[Stored items]
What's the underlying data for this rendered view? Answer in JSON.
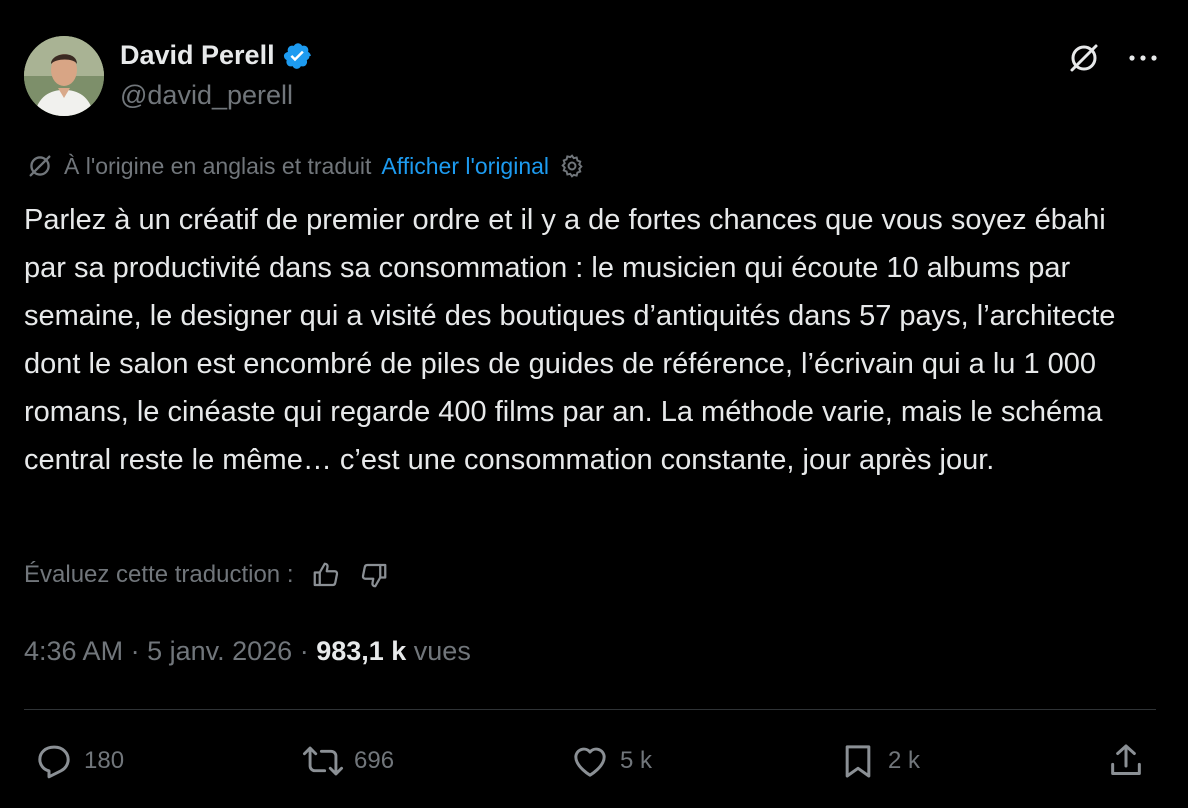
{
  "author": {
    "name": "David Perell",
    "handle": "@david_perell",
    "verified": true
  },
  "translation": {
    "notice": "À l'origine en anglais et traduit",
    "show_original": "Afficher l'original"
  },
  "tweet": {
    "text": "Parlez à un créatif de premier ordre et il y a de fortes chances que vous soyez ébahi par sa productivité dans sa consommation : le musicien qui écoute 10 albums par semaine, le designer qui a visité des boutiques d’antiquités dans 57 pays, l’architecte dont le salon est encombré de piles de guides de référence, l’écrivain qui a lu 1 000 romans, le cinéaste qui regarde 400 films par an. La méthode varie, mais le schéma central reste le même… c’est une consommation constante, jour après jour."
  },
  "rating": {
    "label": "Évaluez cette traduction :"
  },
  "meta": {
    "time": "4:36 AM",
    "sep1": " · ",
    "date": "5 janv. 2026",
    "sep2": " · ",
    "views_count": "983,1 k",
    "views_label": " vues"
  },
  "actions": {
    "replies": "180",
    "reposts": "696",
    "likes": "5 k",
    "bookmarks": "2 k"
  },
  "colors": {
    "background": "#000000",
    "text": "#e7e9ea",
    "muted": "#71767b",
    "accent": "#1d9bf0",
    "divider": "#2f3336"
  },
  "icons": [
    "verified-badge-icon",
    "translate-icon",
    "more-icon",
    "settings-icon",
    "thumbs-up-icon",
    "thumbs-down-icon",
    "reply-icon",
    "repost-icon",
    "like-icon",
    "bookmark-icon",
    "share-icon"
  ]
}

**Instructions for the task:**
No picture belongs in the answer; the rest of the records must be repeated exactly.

**Answer to this task:**
What's the underlying data for this rendered view? Answer in JSON.
{
  "author": {
    "name": "David Perell",
    "handle": "@david_perell",
    "verified": true
  },
  "translation": {
    "notice": "À l'origine en anglais et traduit",
    "show_original": "Afficher l'original"
  },
  "tweet": {
    "text": "Parlez à un créatif de premier ordre et il y a de fortes chances que vous soyez ébahi par sa productivité dans sa consommation : le musicien qui écoute 10 albums par semaine, le designer qui a visité des boutiques d’antiquités dans 57 pays, l’architecte dont le salon est encombré de piles de guides de référence, l’écrivain qui a lu 1 000 romans, le cinéaste qui regarde 400 films par an. La méthode varie, mais le schéma central reste le même… c’est une consommation constante, jour après jour."
  },
  "rating": {
    "label": "Évaluez cette traduction :"
  },
  "meta": {
    "time": "4:36 AM",
    "sep1": " · ",
    "date": "5 janv. 2026",
    "sep2": " · ",
    "views_count": "983,1 k",
    "views_label": " vues"
  },
  "actions": {
    "replies": "180",
    "reposts": "696",
    "likes": "5 k",
    "bookmarks": "2 k"
  },
  "colors": {
    "background": "#000000",
    "text": "#e7e9ea",
    "muted": "#71767b",
    "accent": "#1d9bf0",
    "divider": "#2f3336"
  },
  "icons": [
    "verified-badge-icon",
    "translate-icon",
    "more-icon",
    "settings-icon",
    "thumbs-up-icon",
    "thumbs-down-icon",
    "reply-icon",
    "repost-icon",
    "like-icon",
    "bookmark-icon",
    "share-icon"
  ]
}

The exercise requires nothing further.